Research suggests that fear of looking foolish in front of students, time and relevance are reasons why some educators resist using educational tools and platforms. The answer is insightful and persuasive selling of the tools, promoting champions, support and nurture and having a good ear for their recommendations to make sure that content is relevant, wanted and effective.
I also find that on becoming a lecturer; once you’ve mastered the programme you have to deliver then its easy to do a spot of (what you enjoy doing) research and carry on delivering sessions what you’ve already mastered.
Always in the same way, using the same PowerPoint presentation, with the occasional tweaks.
Whilst I know this is an awfully wide generalisations, as a visiting speaker I find it amusing that the same sessions are being delivered in exactly the same way as in previous years. I suspect that once in a ‘groove’ it becomes very difficult to adopt to new ways of delivery.

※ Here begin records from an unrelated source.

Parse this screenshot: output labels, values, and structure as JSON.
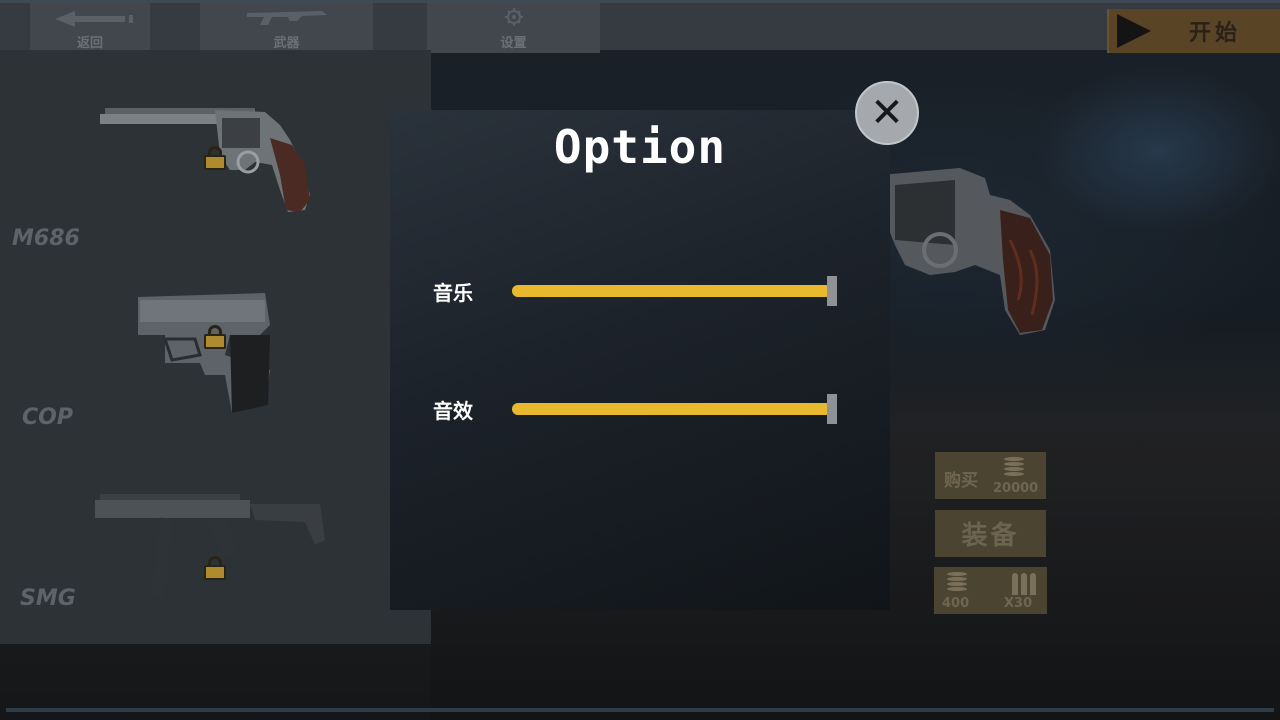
{
  "topbar": {
    "back_label": "返回",
    "weapons_label": "武器",
    "settings_label": "设置",
    "start_label": "开始"
  },
  "weapons": [
    {
      "name": "M686",
      "locked": true
    },
    {
      "name": "COP",
      "locked": true
    },
    {
      "name": "SMG",
      "locked": true
    }
  ],
  "shop": {
    "buy_label": "购买",
    "buy_price": "20000",
    "equip_label": "装备",
    "ammo_price": "400",
    "ammo_amount": "X30"
  },
  "modal": {
    "title": "Option",
    "sliders": [
      {
        "label": "音乐",
        "value": 1.0
      },
      {
        "label": "音效",
        "value": 1.0
      }
    ],
    "close_symbol": "✕"
  },
  "colors": {
    "accent": "#e8b92e",
    "start_button": "#5a4426",
    "panel": "#2d3237"
  },
  "icons": {
    "back": "back-arrow-icon",
    "weapons": "rifle-icon",
    "settings": "gear-icon",
    "start": "play-arrow-icon",
    "lock": "padlock-icon",
    "coins": "coin-stack-icon",
    "ammo": "bullets-icon",
    "close": "close-icon"
  }
}
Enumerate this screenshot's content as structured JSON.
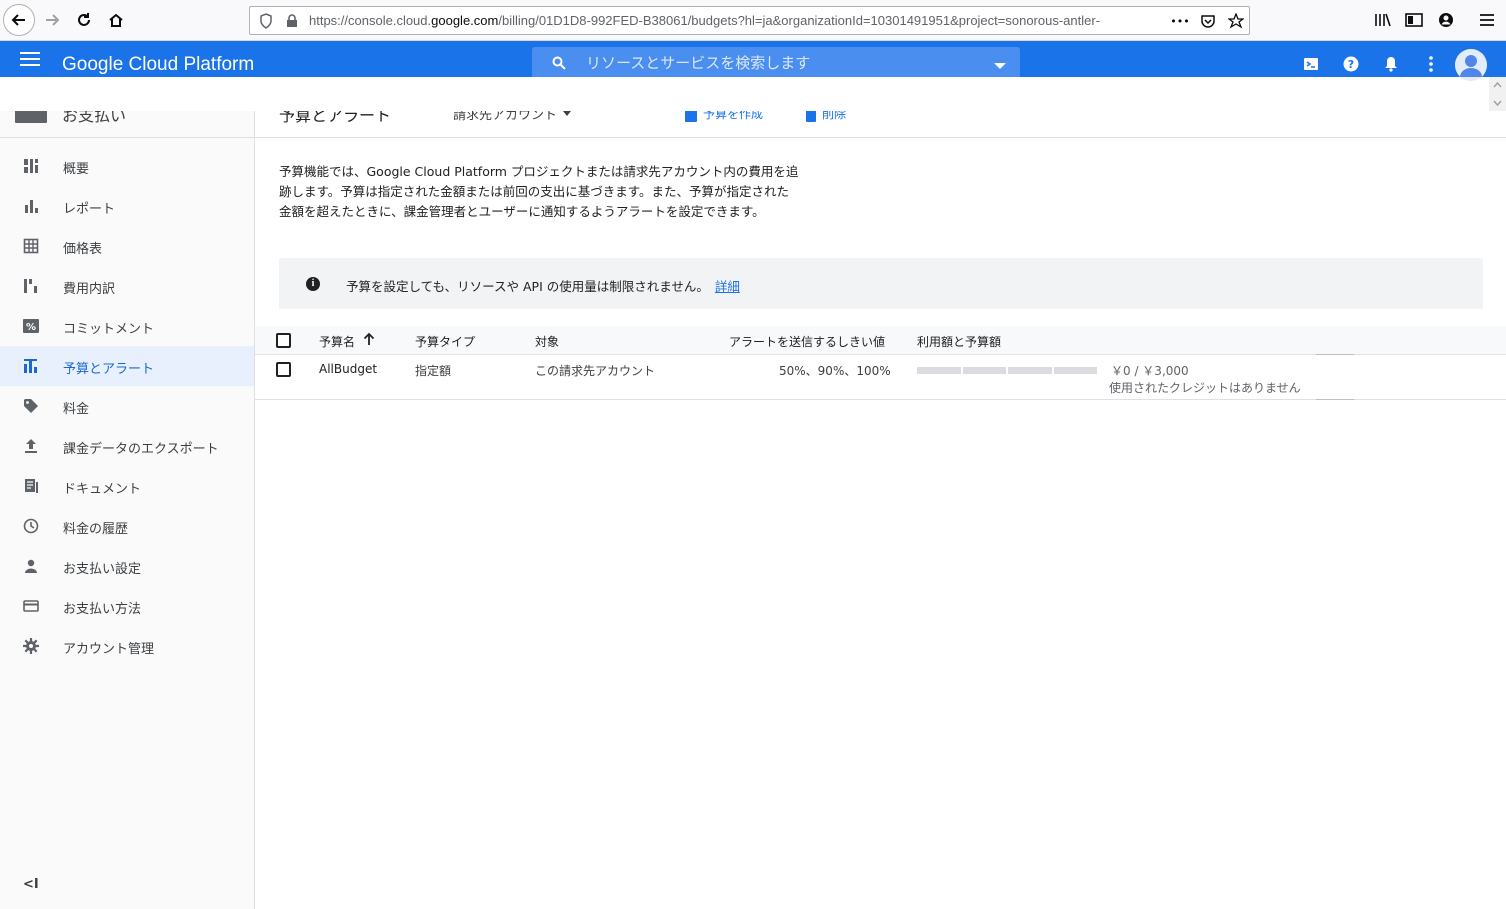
{
  "browser": {
    "url_prefix": "https://console.cloud.",
    "url_domain": "google.com",
    "url_suffix": "/billing/01D1D8-992FED-B38061/budgets?hl=ja&organizationId=10301491951&project=sonorous-antler-",
    "more_label": "•••"
  },
  "header": {
    "product_title": "Google Cloud Platform",
    "search_placeholder": "リソースとサービスを検索します"
  },
  "sidebar": {
    "title": "お支払い",
    "items": [
      {
        "label": "概要",
        "icon": "dashboard-icon"
      },
      {
        "label": "レポート",
        "icon": "bar-chart-icon"
      },
      {
        "label": "価格表",
        "icon": "table-icon"
      },
      {
        "label": "費用内訳",
        "icon": "breakdown-icon"
      },
      {
        "label": "コミットメント",
        "icon": "percent-icon"
      },
      {
        "label": "予算とアラート",
        "icon": "budget-icon",
        "active": true
      },
      {
        "label": "料金",
        "icon": "tag-icon"
      },
      {
        "label": "課金データのエクスポート",
        "icon": "upload-icon"
      },
      {
        "label": "ドキュメント",
        "icon": "document-icon"
      },
      {
        "label": "料金の履歴",
        "icon": "clock-icon"
      },
      {
        "label": "お支払い設定",
        "icon": "person-icon"
      },
      {
        "label": "お支払い方法",
        "icon": "credit-card-icon"
      },
      {
        "label": "アカウント管理",
        "icon": "gear-icon"
      }
    ],
    "collapse_label": "<I"
  },
  "toolbar": {
    "page_title": "予算とアラート",
    "account_label": "請求先アカウント",
    "create_label": "予算を作成",
    "delete_label": "削除"
  },
  "main": {
    "description": "予算機能では、Google Cloud Platform プロジェクトまたは請求先アカウント内の費用を追跡します。予算は指定された金額または前回の支出に基づきます。また、予算が指定された金額を超えたときに、課金管理者とユーザーに通知するようアラートを設定できます。",
    "info_text": "予算を設定しても、リソースや API の使用量は制限されません。",
    "info_link": "詳細"
  },
  "table": {
    "headers": {
      "name": "予算名",
      "type": "予算タイプ",
      "target": "対象",
      "thresholds": "アラートを送信するしきい値",
      "usage": "利用額と予算額"
    },
    "rows": [
      {
        "name": "AllBudget",
        "type": "指定額",
        "target": "この請求先アカウント",
        "thresholds": "50%、90%、100%",
        "amount": "￥0 / ￥3,000",
        "progress": 0,
        "credit_note": "使用されたクレジットはありません"
      }
    ]
  },
  "colors": {
    "brand_blue": "#1a73e8",
    "active_bg": "#e8f0fe"
  }
}
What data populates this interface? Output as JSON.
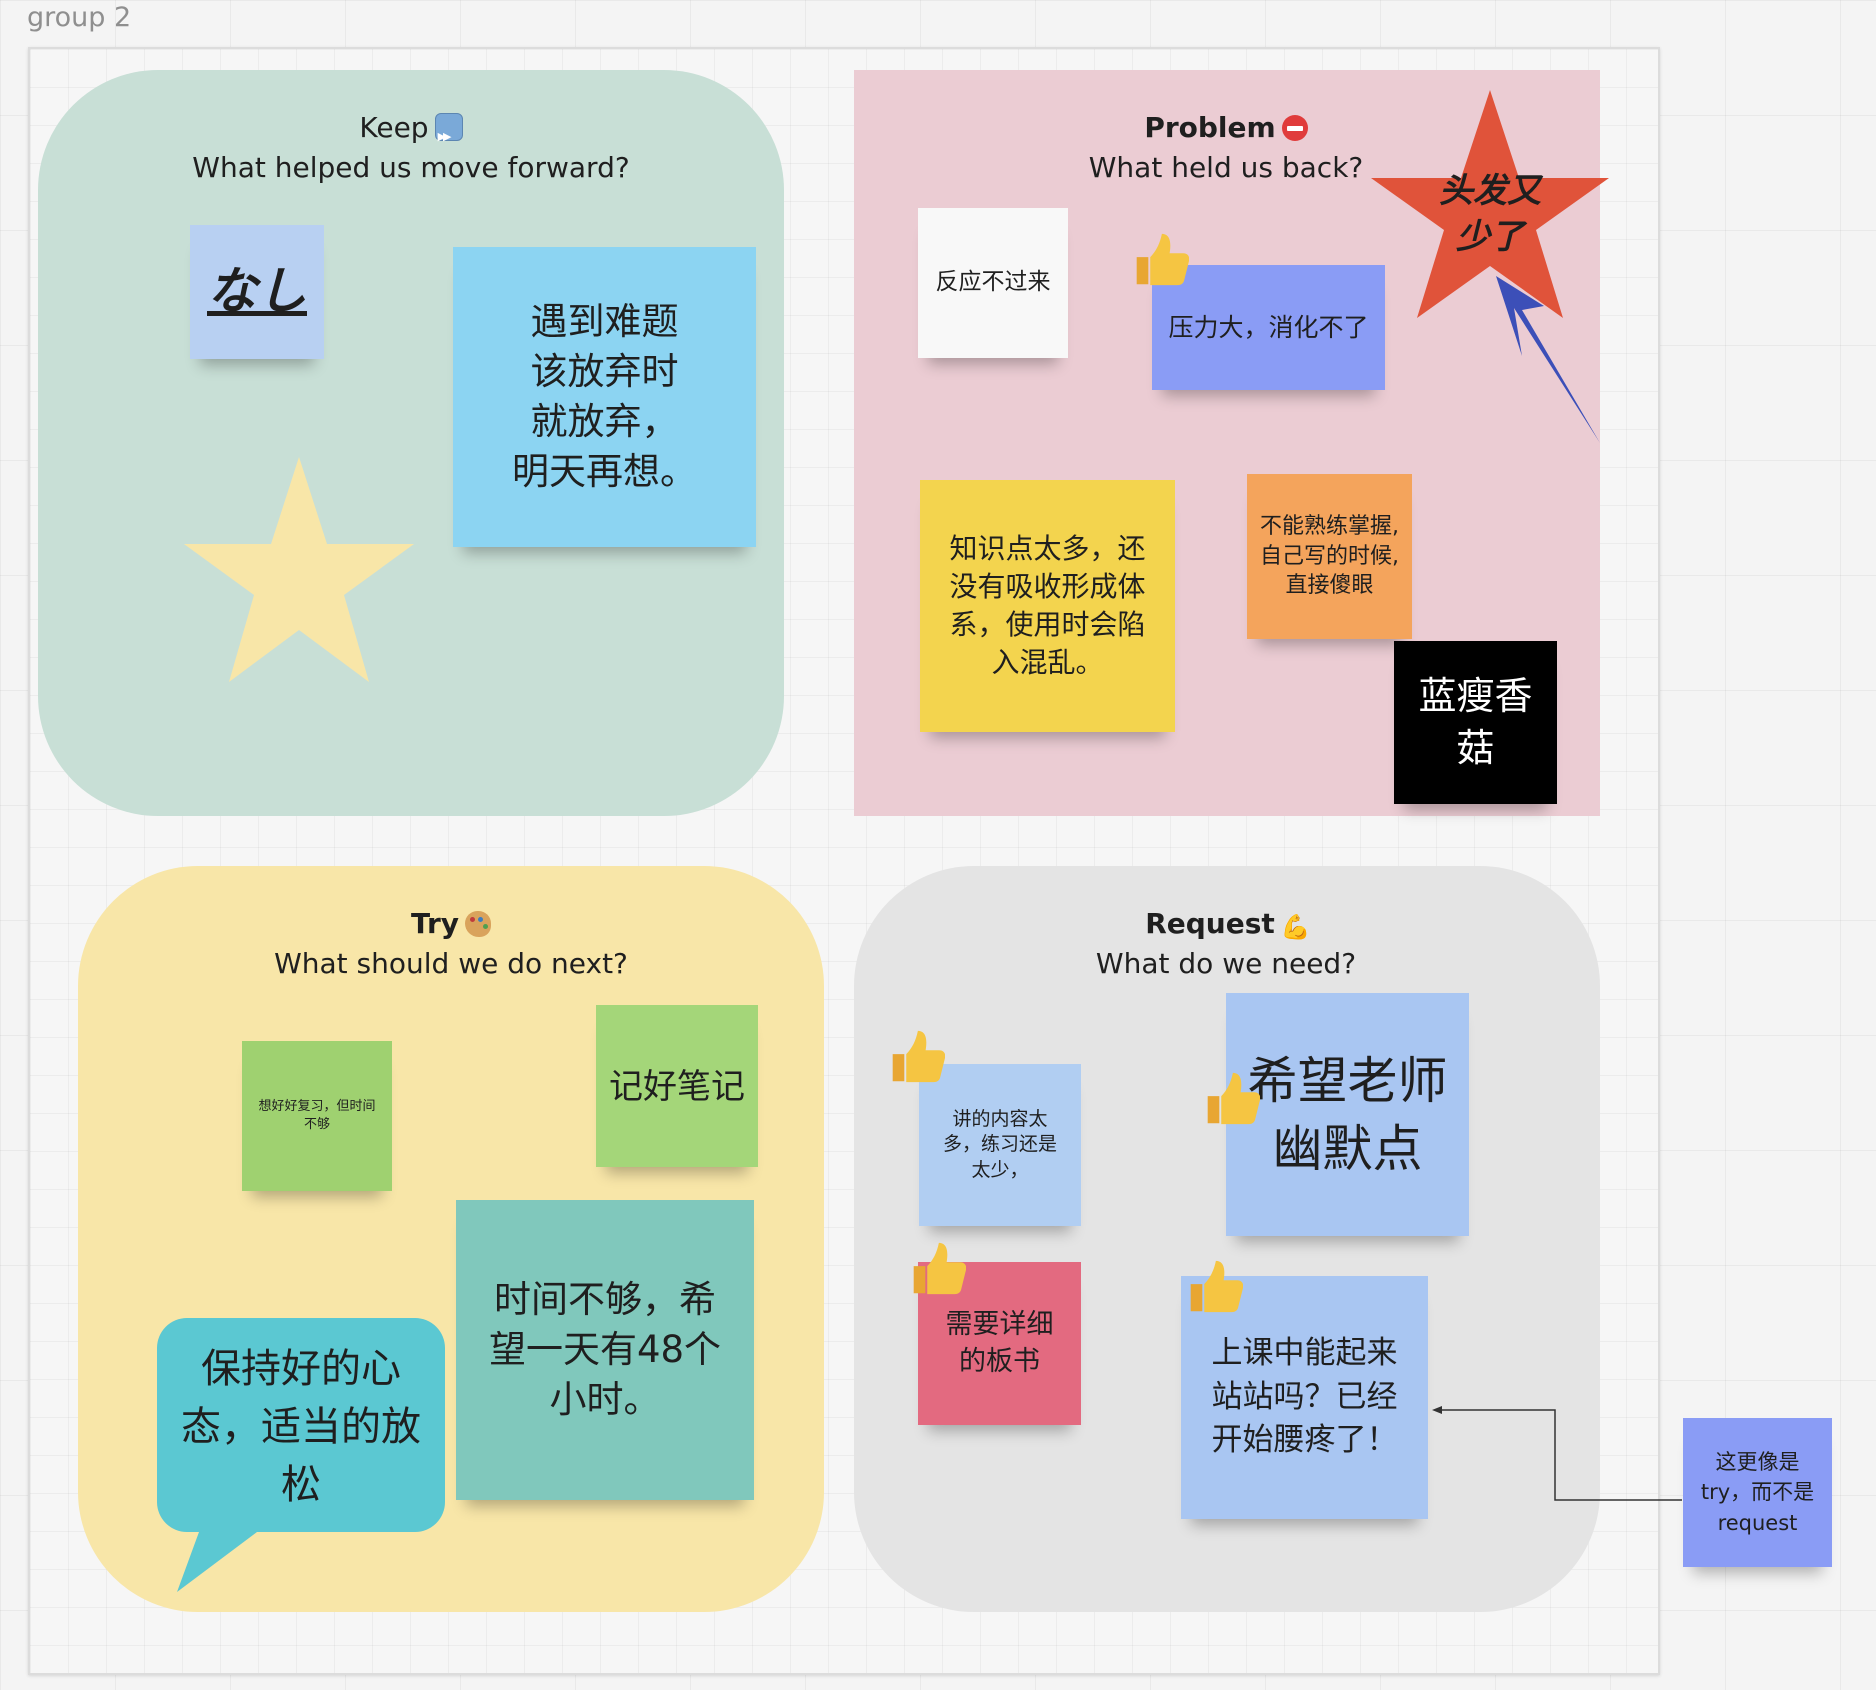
{
  "board": {
    "group_label": "group 2"
  },
  "keep": {
    "title": "Keep",
    "emoji": "fast-forward-emoji",
    "subtitle": "What helped us move forward?",
    "notes": [
      "なし",
      "遇到难题\n该放弃时\n就放弃，\n明天再想。"
    ]
  },
  "problem": {
    "title": "Problem",
    "emoji": "no-entry-emoji",
    "subtitle": "What held us back?",
    "notes": [
      "反应不过来",
      "压力大，消化不了",
      "知识点太多，还没有吸收形成体系，使用时会陷入混乱。",
      "不能熟练掌握,自己写的时候,直接傻眼",
      "蓝瘦香\n菇"
    ],
    "star_label": "头发又\n少了"
  },
  "try": {
    "title": "Try",
    "emoji": "palette-emoji",
    "subtitle": "What should we do next?",
    "notes": [
      "想好好复习，但时间不够",
      "记好笔记",
      "时间不够，希望一天有48个小时。",
      "保持好的心态，适当的放松"
    ]
  },
  "request": {
    "title": "Request",
    "emoji": "flexed-biceps-emoji",
    "subtitle": "What do we need?",
    "notes": [
      "讲的内容太多，练习还是太少，",
      "希望老师\n幽默点",
      "需要详细的板书",
      "上课中能起来站站吗？已经开始腰疼了！"
    ]
  },
  "outside_note": "这更像是try，而不是request",
  "colors": {
    "keep_bg": "#c8dfd6",
    "problem_bg": "#ebccd3",
    "try_bg": "#f8e6a8",
    "request_bg": "#e4e4e4",
    "star_red": "#e0533a",
    "star_yellow": "#f8e6a8",
    "arrow_blue": "#3c4fb8"
  }
}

It is cumulative. Elements created to complement a class that are self-directed are readily adjusted and built upon each time that part of a course repeats itself with a new cohort. Having a ‘Learning Technologist’ develop these elements makes the tutor once removed from the technology: they don’t have to ‘own’ it – at least not a first. The fool is the clown with the 360 degree camera and a VR headset.